Growing up in the sticks of Southern Ohio I thought the only people who listened to country music were the "farmers" who proudly wore their bright blue FFA jackets and hung out in the Ag building. While I had to drive by cows between home and town I still saw myself as quite cosmpolitan. Now all I can do is laugh. I hadn't even driven on the interstate until I was 18--where I live now that Interstate pales in comparison to the 6 lane highway that runs behind my neighborhood.
I remember the song playing when I moved into my dorm freshman year--Blister in the Sun by the Violent Femmes was blasting from the room across the hall. I learned to appreciate a lot of music that year, some more than others. The remnants of the hair bands, the Violent Femmes, Randy Travis, Billy Ocean, Billy Joel, The Hooters, The Nitty Gritty Dirt Band and the B-52s filled my college days. I listened to it all, often in an altered state at a fraternity house or in The Town House, our favorite bar. Country music was a small part of the mix but not the center of my music universe. That happened when I went off to graduate school.
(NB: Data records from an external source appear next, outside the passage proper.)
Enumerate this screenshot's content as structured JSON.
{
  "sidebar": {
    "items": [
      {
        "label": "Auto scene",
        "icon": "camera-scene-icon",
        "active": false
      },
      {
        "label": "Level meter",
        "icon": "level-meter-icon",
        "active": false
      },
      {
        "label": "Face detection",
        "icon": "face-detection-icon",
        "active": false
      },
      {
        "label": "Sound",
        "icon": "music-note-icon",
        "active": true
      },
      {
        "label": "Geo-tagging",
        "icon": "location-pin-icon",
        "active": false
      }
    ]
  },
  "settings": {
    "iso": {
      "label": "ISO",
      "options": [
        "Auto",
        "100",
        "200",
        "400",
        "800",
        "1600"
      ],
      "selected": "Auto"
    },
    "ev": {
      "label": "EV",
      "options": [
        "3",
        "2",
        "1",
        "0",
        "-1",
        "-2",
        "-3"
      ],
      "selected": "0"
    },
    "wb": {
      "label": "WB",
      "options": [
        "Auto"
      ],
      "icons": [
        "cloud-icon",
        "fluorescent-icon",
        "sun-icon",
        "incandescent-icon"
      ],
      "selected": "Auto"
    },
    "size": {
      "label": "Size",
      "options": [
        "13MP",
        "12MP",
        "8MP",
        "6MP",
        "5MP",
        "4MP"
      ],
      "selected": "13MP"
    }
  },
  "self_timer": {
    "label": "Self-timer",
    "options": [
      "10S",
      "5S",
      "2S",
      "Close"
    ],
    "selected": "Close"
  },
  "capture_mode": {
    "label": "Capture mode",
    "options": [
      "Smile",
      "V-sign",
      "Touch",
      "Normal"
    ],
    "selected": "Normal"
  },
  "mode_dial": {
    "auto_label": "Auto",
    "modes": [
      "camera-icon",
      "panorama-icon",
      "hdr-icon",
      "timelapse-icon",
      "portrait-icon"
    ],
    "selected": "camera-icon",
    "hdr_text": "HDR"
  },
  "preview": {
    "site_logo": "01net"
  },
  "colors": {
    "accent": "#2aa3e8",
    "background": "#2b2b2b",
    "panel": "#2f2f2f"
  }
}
I graduated from college with a degree in marketing during the recession. I couldn't bear the thought of taking job in telemarketing so when my alma mater offered me a chance to work there and give me a scholarship to go to graduate school I jumped at the chance! So began the commute from Marietta to Athens, OH 2-3 days a week for two years. Forty-eight miles of two lanes roads through rural Southern Ohio. I knew how far it was far it was to my destination from every landmark along the way. I knew the two places I could get gas and three radio stations--two of them played rap and one country, and thus my devotion to country music really began. I'd drive with the radio up at night to keep me awake, on beautiful blue skied days with the windows down singing at the top of my lungs on the endless black ribbon through nothingness.
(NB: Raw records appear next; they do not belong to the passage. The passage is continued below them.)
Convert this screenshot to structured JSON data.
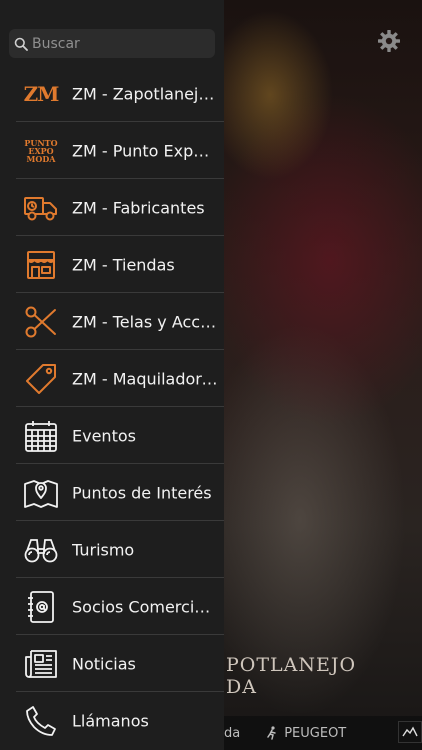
{
  "search": {
    "placeholder": "Buscar"
  },
  "menu": {
    "items": [
      {
        "label": "ZM - Zapotlanejo Moda",
        "icon": "zm-logo-icon"
      },
      {
        "label": "ZM - Punto Expo Moda",
        "icon": "punto-expo-moda-logo-icon"
      },
      {
        "label": "ZM - Fabricantes",
        "icon": "delivery-truck-icon"
      },
      {
        "label": "ZM - Tiendas",
        "icon": "storefront-icon"
      },
      {
        "label": "ZM - Telas y Accesorios",
        "icon": "scissors-icon"
      },
      {
        "label": "ZM - Maquiladores",
        "icon": "price-tag-icon"
      },
      {
        "label": "Eventos",
        "icon": "calendar-icon"
      },
      {
        "label": "Puntos de Interés",
        "icon": "map-pin-icon"
      },
      {
        "label": "Turismo",
        "icon": "binoculars-icon"
      },
      {
        "label": "Socios Comerciales",
        "icon": "address-book-icon"
      },
      {
        "label": "Noticias",
        "icon": "newspaper-icon"
      },
      {
        "label": "Llámanos",
        "icon": "phone-icon"
      }
    ],
    "logos": {
      "zm": "ZM",
      "pem_line1": "PUNTO",
      "pem_line2": "EXPO",
      "pem_line3": "MODA"
    }
  },
  "background": {
    "title": "POTLANEJO\nDA",
    "bottom_bar": {
      "item1": "da",
      "item2": "PEUGEOT"
    }
  },
  "colors": {
    "accent": "#e07a2e",
    "drawer_bg": "#1e1e1e",
    "separator": "#3a3a3a",
    "text": "#f2f2f2"
  }
}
I've heard all the jokes that go along with the stereotypes of country music, most of them from my husband. I've been to Jamboree in the Hills--the only time I've ever seen someone in a Speedo and cowboy boots. (My sister and BIL actually got engaged there) I saw Garth Brook in the height of his popularity. I tried to learn to line dance to Boot Scoot Boogie and God Bless Texas. While I wasn't much for the hats and boots (on myself), I did like the stories of country music and the fact I could make out the words and sing along. Oh yeah, the guys in tight jeans didn't hurt either. Then I grew up and moved to the 'burbs. I was a closet country fan for awhile but soon discovered I was far from alone, a lot of the other Mommies were listening to country too! What a relief, something else we could share besides stories of the kids.
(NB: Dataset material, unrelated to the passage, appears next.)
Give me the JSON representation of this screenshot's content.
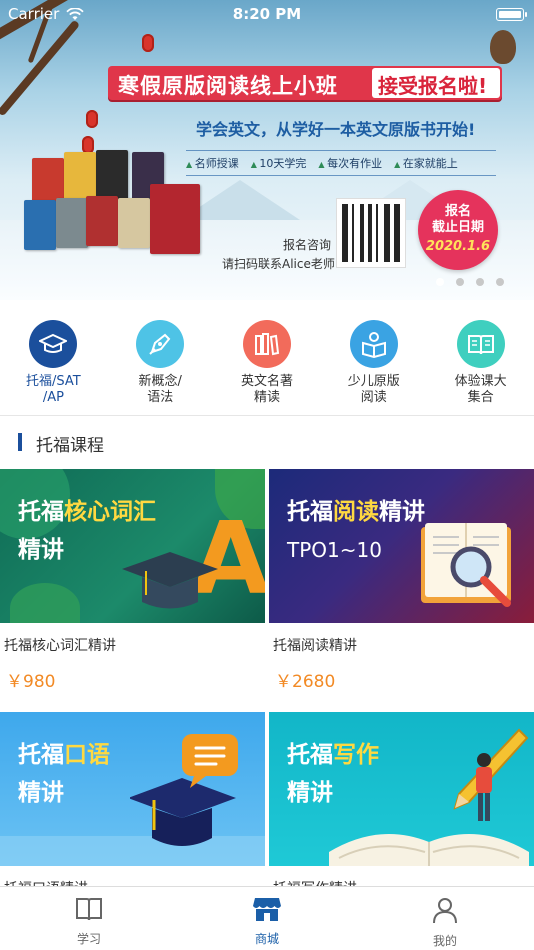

These days one of my favorites is Watching You by Rodney Atkins its the story of a little boy who curses in the car and when his dad asks where he learned to talk like that--he replies "I've been watching you Dad." Later he asks his son where he learned to pray, again--I've been watching you Dad--a great reminder that they are watching us all the time and learning to be like us. PDQ has become a fan too, much to her father's chagrin, and sings it at the top of her lungs sometimes with the real words, sometimes with those she's made up as she goes along. Of course, the "hell yeah!" part of Redneck Woman, she's got that one down pat. She's also loves I Got a Brand New Girlfriend. I know that someday we will probably hate each others music, but for now its something that she and I can share and it makes me smile everytime she launches into her version of the song on the radio.